Everyone experiences stress and anxiety from time to time. On its own, this isn’t a very pleasant thing, and how you handle it is key. Learning how to deal with tension and any kind of stress is important for your mental and physical health.
But how do you know when it’s something more — an actual disorder? Let’s look at some symptoms you should keep track of. If they’re regular and persistent, you want to get help right away and not let them spiral out of control.
At Allied Psychiatry & Mental Health, Dr. Hadi Estakhri, MD, specializes in adult and adolescent psychiatry and psychopharmacology. Dr. E, as we like to call him, wants you to remember that there’s nothing to be ashamed of. Asking for help is the first step on your path to healing.
A social anxiety disorder is more than being shy
If you’re shy and have difficulty in certain social situations, you’re not alone. Various sources say 20% to nearly 50% of Americans identify as shy. But being shy doesn’t necessarily mean you have a social anxiety disorder, which is characterized by strong fears about interacting with people socially and strange, unfounded worries.
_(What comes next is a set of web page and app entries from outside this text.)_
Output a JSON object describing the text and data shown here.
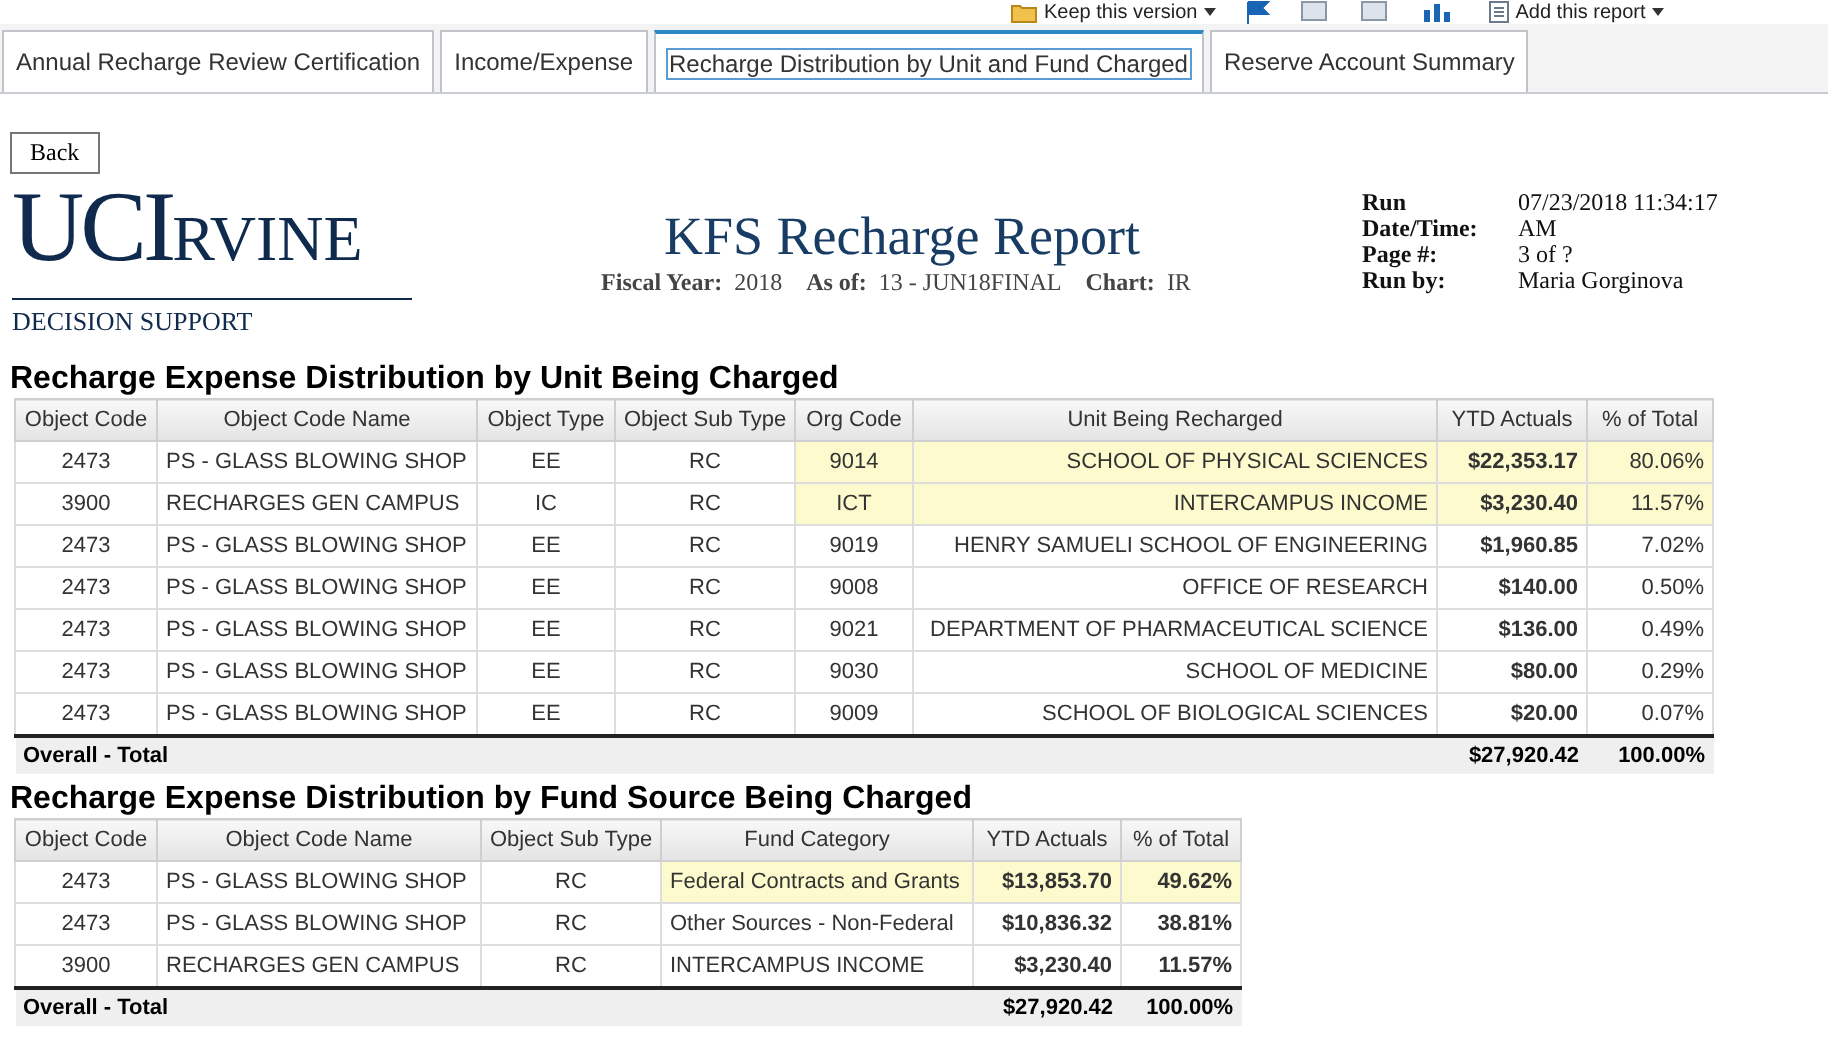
{
  "toolbar": {
    "keep_version": "Keep this version",
    "add_report": "Add this report"
  },
  "tabs": [
    {
      "label": "Annual Recharge Review Certification",
      "selected": false
    },
    {
      "label": "Income/Expense",
      "selected": false
    },
    {
      "label": "Recharge Distribution by Unit and Fund Charged",
      "selected": true
    },
    {
      "label": "Reserve Account Summary",
      "selected": false
    }
  ],
  "back_button": "Back",
  "logo": {
    "main": "UCI",
    "rest": "RVINE",
    "sub": "DECISION SUPPORT"
  },
  "report": {
    "title": "KFS Recharge Report",
    "params": [
      {
        "label": "Fiscal Year:",
        "value": "2018"
      },
      {
        "label": "As of:",
        "value": "13 - JUN18FINAL"
      },
      {
        "label": "Chart:",
        "value": "IR"
      }
    ]
  },
  "meta": [
    {
      "label": "Run Date/Time:",
      "value": "07/23/2018 11:34:17 AM"
    },
    {
      "label": "Page #:",
      "value": "3 of ?"
    },
    {
      "label": "Run by:",
      "value": "Maria Gorginova"
    }
  ],
  "tables": [
    {
      "title": "Recharge Expense Distribution by Unit Being Charged",
      "columns": [
        "Object Code",
        "Object Code Name",
        "Object Type",
        "Object Sub Type",
        "Org Code",
        "Unit Being Recharged",
        "YTD Actuals",
        "% of Total"
      ],
      "rows": [
        {
          "highlighted": true,
          "cells": [
            "2473",
            "PS - GLASS BLOWING SHOP",
            "EE",
            "RC",
            "9014",
            "SCHOOL OF PHYSICAL SCIENCES",
            "$22,353.17",
            "80.06%"
          ]
        },
        {
          "highlighted": true,
          "cells": [
            "3900",
            "RECHARGES GEN CAMPUS",
            "IC",
            "RC",
            "ICT",
            "INTERCAMPUS INCOME",
            "$3,230.40",
            "11.57%"
          ]
        },
        {
          "highlighted": false,
          "cells": [
            "2473",
            "PS - GLASS BLOWING SHOP",
            "EE",
            "RC",
            "9019",
            "HENRY SAMUELI SCHOOL OF ENGINEERING",
            "$1,960.85",
            "7.02%"
          ]
        },
        {
          "highlighted": false,
          "cells": [
            "2473",
            "PS - GLASS BLOWING SHOP",
            "EE",
            "RC",
            "9008",
            "OFFICE OF RESEARCH",
            "$140.00",
            "0.50%"
          ]
        },
        {
          "highlighted": false,
          "cells": [
            "2473",
            "PS - GLASS BLOWING SHOP",
            "EE",
            "RC",
            "9021",
            "DEPARTMENT OF PHARMACEUTICAL SCIENCE",
            "$136.00",
            "0.49%"
          ]
        },
        {
          "highlighted": false,
          "cells": [
            "2473",
            "PS - GLASS BLOWING SHOP",
            "EE",
            "RC",
            "9030",
            "SCHOOL OF MEDICINE",
            "$80.00",
            "0.29%"
          ]
        },
        {
          "highlighted": false,
          "cells": [
            "2473",
            "PS - GLASS BLOWING SHOP",
            "EE",
            "RC",
            "9009",
            "SCHOOL OF BIOLOGICAL SCIENCES",
            "$20.00",
            "0.07%"
          ]
        }
      ],
      "total": {
        "label": "Overall - Total",
        "ytd": "$27,920.42",
        "percent": "100.00%"
      }
    },
    {
      "title": "Recharge Expense Distribution by Fund Source Being Charged",
      "columns": [
        "Object Code",
        "Object Code Name",
        "Object Sub Type",
        "Fund Category",
        "YTD Actuals",
        "% of Total"
      ],
      "rows": [
        {
          "highlighted": true,
          "cells": [
            "2473",
            "PS - GLASS BLOWING SHOP",
            "RC",
            "Federal Contracts and Grants",
            "$13,853.70",
            "49.62%"
          ]
        },
        {
          "highlighted": false,
          "cells": [
            "2473",
            "PS - GLASS BLOWING SHOP",
            "RC",
            "Other Sources - Non-Federal",
            "$10,836.32",
            "38.81%"
          ]
        },
        {
          "highlighted": false,
          "cells": [
            "3900",
            "RECHARGES GEN CAMPUS",
            "RC",
            "INTERCAMPUS INCOME",
            "$3,230.40",
            "11.57%"
          ]
        }
      ],
      "total": {
        "label": "Overall - Total",
        "ytd": "$27,920.42",
        "percent": "100.00%"
      }
    }
  ]
}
If you have a social anxiety disorder or social phobia, you may:
- Dread meeting new people
- Experience fear or stress in many social situations, including dates and job interviews
- Be afraid to do things in front of other people, including eating, drinking, or even speaking up in class
- Believe you’re always being judged
- Be overly self-conscious in social interactions
The disorder can start young and can affect children. About 7% of Americans suffer from it. And if you don’t nip it in the bud, a social anxiety disorder can get progressively worse and last for years or even a lifetime.
No one wants a full-on panic attack or something even more extreme. Just as there are many reasons and causes for your disorder, there are also many treatment options. These can include therapy, medication, or a combination of both.
Learning how to reduce your own stress and worry is so very vital. Mindfulness and relaxation techniques can get you through a lot, but never hesitate to ask for help.
Specific symptoms of social anxiety disorders
Symptoms of social anxiety disorders can be emotional and physical. While there are many different and specific disorders and each has unique symptoms, the one thing that they all have in common is persistent worry and/or fear. If you’re comfortable with your shyness, you probably don’t have a disorder.
The following are some of the symptoms:
- Easily blushing and trembling when you are around others
- Heart racing in social situations
- Nauseousness in social situations
- Inability to make or keep eye contact
- Fear of being around people and great difficulty participating in conversations
- Feeling uncomfortable and easily embarrassed around others
- Avoiding going to places so you don’t have to interact with others, even servers and store employees
Sadly, only about half of those suffering from a social anxiety disorder receive treatment, and then only after many years of suffering. If you have these symptoms or a combination of some of them, come to our Newport Beach, California, office and talk to Dr. E. That alone might make you feel better and can rule out certain things.
At Allied Psychiatry & Mental Health, we take you through all of your options and work with your specific and very individual needs. Our expertise helps get you through your anxiety. Call us for an appointment, or book easily online right here.